High levels of total cholesterol, triglycerides, and low-density lipoprotein are toxic to the vascular endothelium and thus have long been associated with atherosclerosis. Several clinical studies have suggested that elevated cholesterol also has a negative effect on tendon structure and function. Data from our preliminary studies show that the patellar tendons of hypercholesterolemic knockout mice exhibit reduced baseline elastic modulus and strength postinjury compared with controls.
Emerging Ideas: Prevention of Posttraumatic Arthritis Through Interleukin-1 and Tumor Necrosis Factor-alpha Inhibition
Despite surgical and mechanical stabilization of an acutely injured joint through ligament reconstruction, meniscus repair, or labral repair, the risk of posttraumatic arthritis remains high.
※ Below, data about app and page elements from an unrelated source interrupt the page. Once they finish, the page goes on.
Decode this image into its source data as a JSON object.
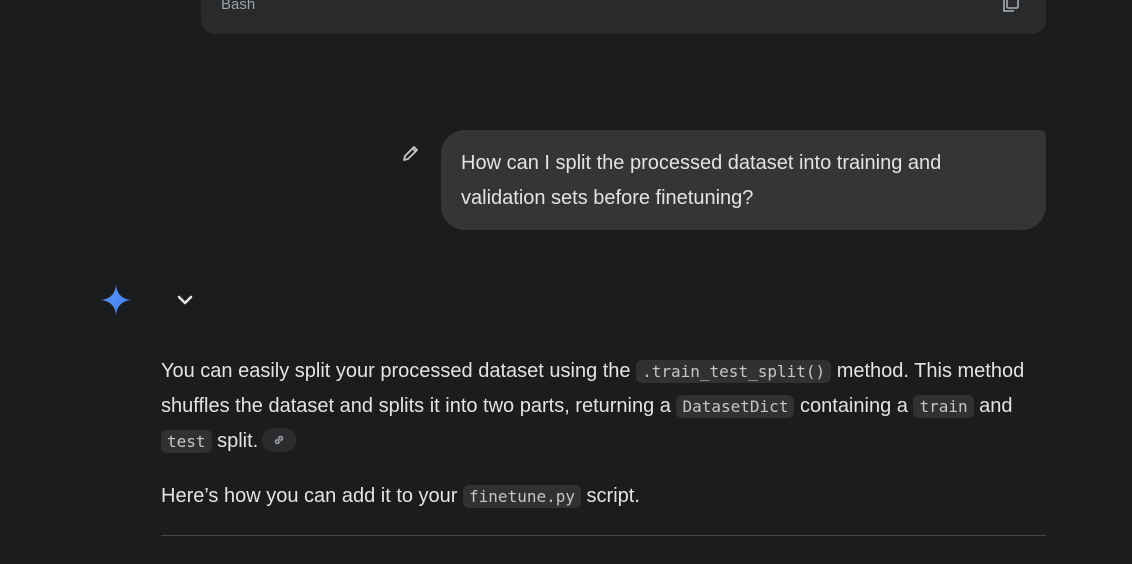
{
  "code_block": {
    "language": "Bash"
  },
  "user_message": {
    "text": "How can I split the processed dataset into training and validation sets before finetuning?"
  },
  "response": {
    "p1": {
      "t1": "You can easily split your processed dataset using the ",
      "code1": ".train_test_split()",
      "t2": " method. This method shuffles the dataset and splits it into two parts, returning a ",
      "code2": "DatasetDict",
      "t3": " containing a ",
      "code3": "train",
      "t4": " and ",
      "code4": "test",
      "t5": " split."
    },
    "p2": {
      "t1": "Here’s how you can add it to your ",
      "code1": "finetune.py",
      "t2": " script."
    }
  },
  "colors": {
    "background": "#1b1c1d",
    "bubble": "#333537",
    "spark": "#4a8cf7"
  },
  "icons": [
    "copy-icon",
    "edit-icon",
    "gemini-spark-icon",
    "chevron-down-icon",
    "link-icon"
  ]
}
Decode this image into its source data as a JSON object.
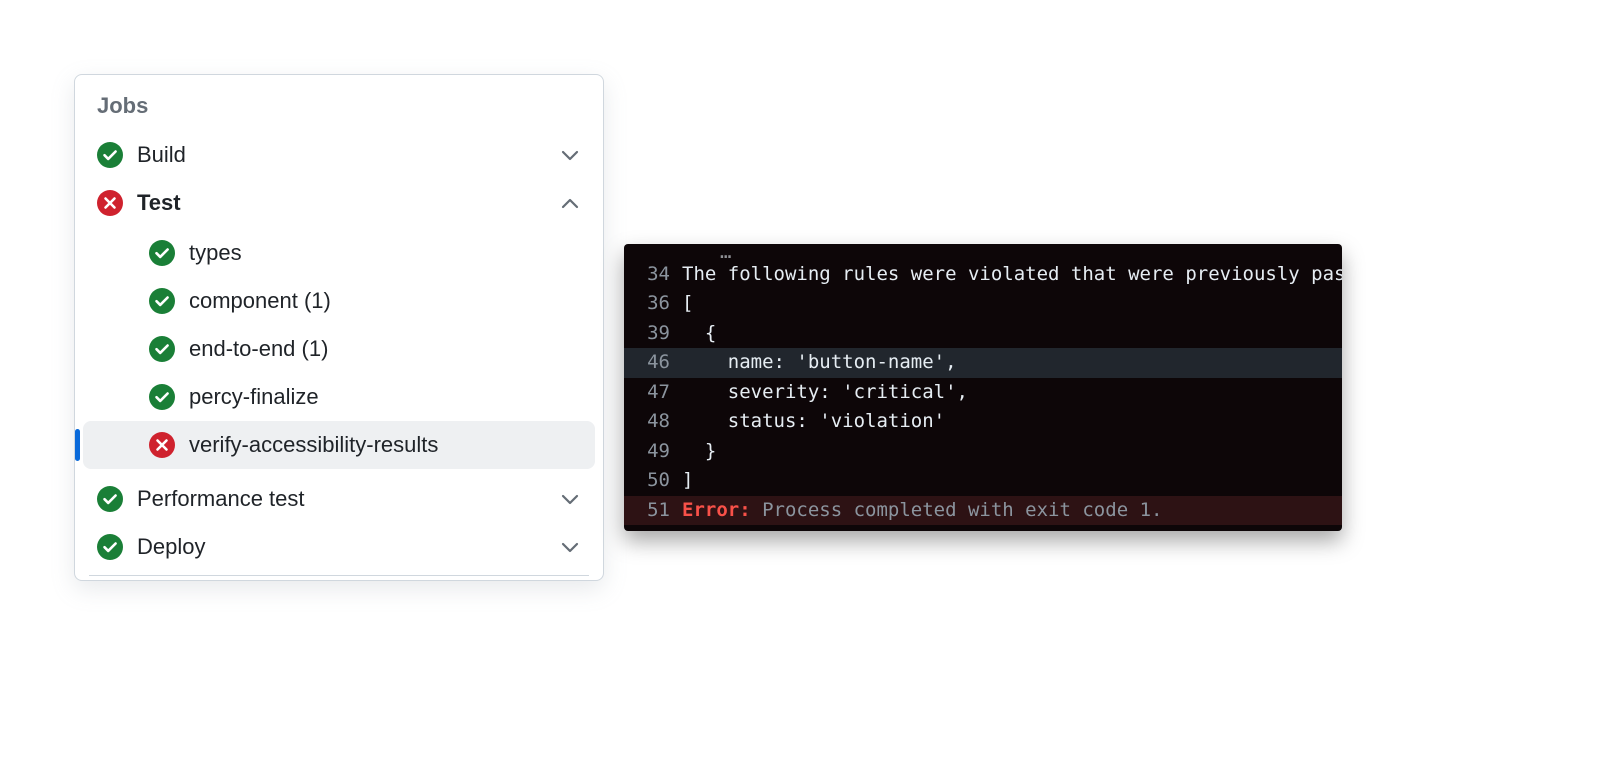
{
  "jobs": {
    "title": "Jobs",
    "items": [
      {
        "label": "Build",
        "status": "success",
        "expanded": false
      },
      {
        "label": "Test",
        "status": "failure",
        "expanded": true,
        "children": [
          {
            "label": "types",
            "status": "success",
            "selected": false
          },
          {
            "label": "component (1)",
            "status": "success",
            "selected": false
          },
          {
            "label": "end-to-end (1)",
            "status": "success",
            "selected": false
          },
          {
            "label": "percy-finalize",
            "status": "success",
            "selected": false
          },
          {
            "label": "verify-accessibility-results",
            "status": "failure",
            "selected": true
          }
        ]
      },
      {
        "label": "Performance test",
        "status": "success",
        "expanded": false
      },
      {
        "label": "Deploy",
        "status": "success",
        "expanded": false
      }
    ]
  },
  "log": {
    "lines": [
      {
        "n": "34",
        "text": "The following rules were violated that were previously passing:"
      },
      {
        "n": "36",
        "text": "["
      },
      {
        "n": "39",
        "text": "  {"
      },
      {
        "n": "46",
        "text": "    name: 'button-name',",
        "highlight": true
      },
      {
        "n": "47",
        "text": "    severity: 'critical',"
      },
      {
        "n": "48",
        "text": "    status: 'violation'"
      },
      {
        "n": "49",
        "text": "  }"
      },
      {
        "n": "50",
        "text": "]"
      },
      {
        "n": "51",
        "error_prefix": "Error:",
        "text": " Process completed with exit code 1.",
        "error": true
      }
    ]
  }
}
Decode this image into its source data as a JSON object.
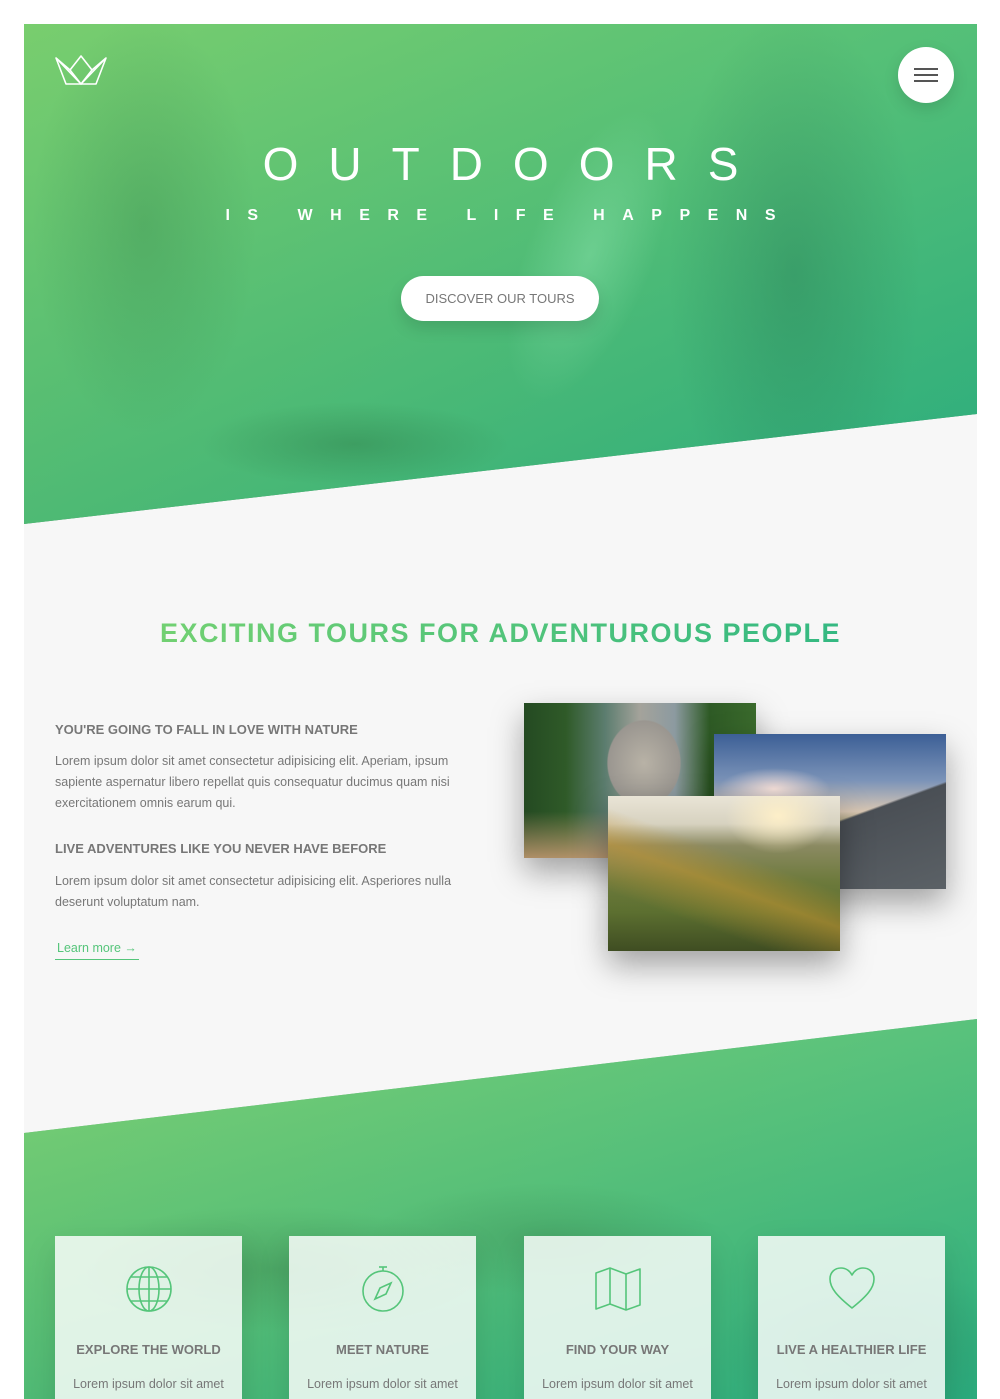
{
  "hero": {
    "title": "OUTDOORS",
    "subtitle": "IS WHERE LIFE HAPPENS",
    "cta_label": "DISCOVER OUR TOURS"
  },
  "about": {
    "heading": "EXCITING TOURS FOR ADVENTUROUS PEOPLE",
    "blocks": [
      {
        "title": "YOU'RE GOING TO FALL IN LOVE WITH NATURE",
        "text": "Lorem ipsum dolor sit amet consectetur adipisicing elit. Aperiam, ipsum sapiente aspernatur libero repellat quis consequatur ducimus quam nisi exercitationem omnis earum qui."
      },
      {
        "title": "LIVE ADVENTURES LIKE YOU NEVER HAVE BEFORE",
        "text": "Lorem ipsum dolor sit amet consectetur adipisicing elit. Asperiores nulla deserunt voluptatum nam."
      }
    ],
    "link_label": "Learn more →",
    "photos": [
      "forest-valley-photo",
      "cyclist-road-photo",
      "mountain-ridge-hiker-photo"
    ]
  },
  "features": {
    "cards": [
      {
        "icon": "globe-icon",
        "title": "EXPLORE THE WORLD",
        "text": "Lorem ipsum dolor sit amet"
      },
      {
        "icon": "compass-icon",
        "title": "MEET NATURE",
        "text": "Lorem ipsum dolor sit amet"
      },
      {
        "icon": "map-icon",
        "title": "FIND YOUR WAY",
        "text": "Lorem ipsum dolor sit amet"
      },
      {
        "icon": "heart-icon",
        "title": "LIVE A HEALTHIER LIFE",
        "text": "Lorem ipsum dolor sit amet"
      }
    ]
  },
  "colors": {
    "primary_light": "#7ed56f",
    "primary_dark": "#28b485",
    "primary": "#55c57a",
    "text": "#777777",
    "background": "#f7f7f7"
  }
}
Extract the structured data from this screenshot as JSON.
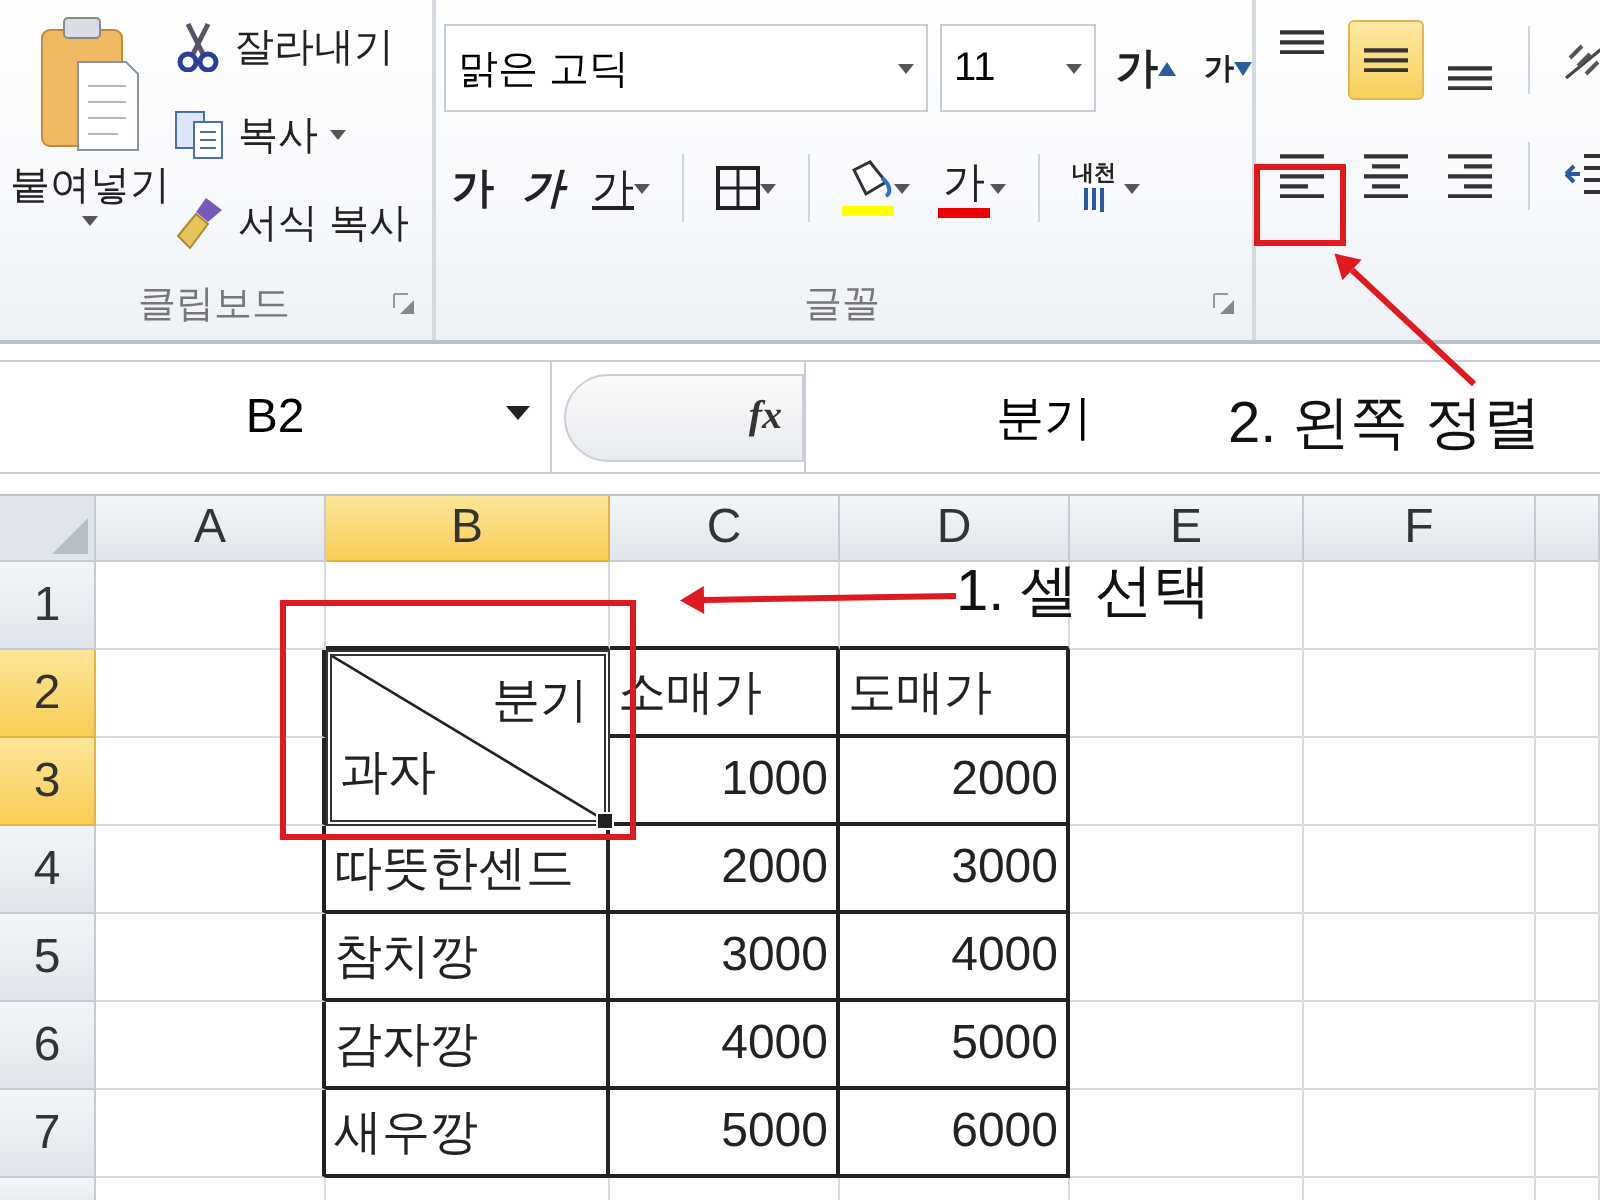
{
  "ribbon": {
    "clipboard": {
      "paste": "붙여넣기",
      "cut": "잘라내기",
      "copy": "복사",
      "format_painter": "서식 복사",
      "label": "클립보드"
    },
    "font": {
      "font_name": "맑은 고딕",
      "font_size": "11",
      "grow_font": "가",
      "shrink_font": "가",
      "bold": "가",
      "italic": "가",
      "underline": "가",
      "font_color": "가",
      "phonetic": "내천",
      "label": "글꼴"
    },
    "alignment": {
      "vertical": [
        {
          "kind": "top",
          "selected": false
        },
        {
          "kind": "middle",
          "selected": true
        },
        {
          "kind": "bottom",
          "selected": false
        }
      ],
      "horizontal": [
        {
          "kind": "left",
          "selected": false
        },
        {
          "kind": "center",
          "selected": false
        },
        {
          "kind": "right",
          "selected": false
        }
      ]
    }
  },
  "formula_bar": {
    "name_box": "B2",
    "fx": "fx",
    "formula": "분기"
  },
  "sheet": {
    "columns": [
      {
        "label": "A",
        "selected": false
      },
      {
        "label": "B",
        "selected": true
      },
      {
        "label": "C",
        "selected": false
      },
      {
        "label": "D",
        "selected": false
      },
      {
        "label": "E",
        "selected": false
      },
      {
        "label": "F",
        "selected": false
      }
    ],
    "rows": [
      {
        "label": "1",
        "selected": false
      },
      {
        "label": "2",
        "selected": true
      },
      {
        "label": "3",
        "selected": true
      },
      {
        "label": "4",
        "selected": false
      },
      {
        "label": "5",
        "selected": false
      },
      {
        "label": "6",
        "selected": false
      },
      {
        "label": "7",
        "selected": false
      }
    ],
    "diagonal_cell": {
      "top_right": "분기",
      "bottom_left": "과자"
    },
    "headers": [
      "소매가",
      "도매가"
    ],
    "first_row_values": [
      "1000",
      "2000"
    ],
    "data_rows": [
      {
        "name": "따뜻한센드",
        "values": [
          "2000",
          "3000"
        ]
      },
      {
        "name": "참치깡",
        "values": [
          "3000",
          "4000"
        ]
      },
      {
        "name": "감자깡",
        "values": [
          "4000",
          "5000"
        ]
      },
      {
        "name": "새우깡",
        "values": [
          "5000",
          "6000"
        ]
      }
    ]
  },
  "annotations": [
    {
      "kind": "cell",
      "text": "1. 셀 선택"
    },
    {
      "kind": "button",
      "text": "2. 왼쪽 정렬"
    }
  ]
}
Joint injury triggers three phases of pathogenic events: the early (acute) phase involves joint swelling, hemarthrosis, expression of inflammatory cytokines (especially interleukin-1 [IL-1] and tumor necrosis factor-α [TNF-α]), and biomarkers of cartilage catabolism; an intermediate phase is characterized by reduction of joint inflammation, ongoing joint catabolism, but no evidence yet for typical features of radiographic osteoarthritis (OA); and a late phase characterized by radiographic OA.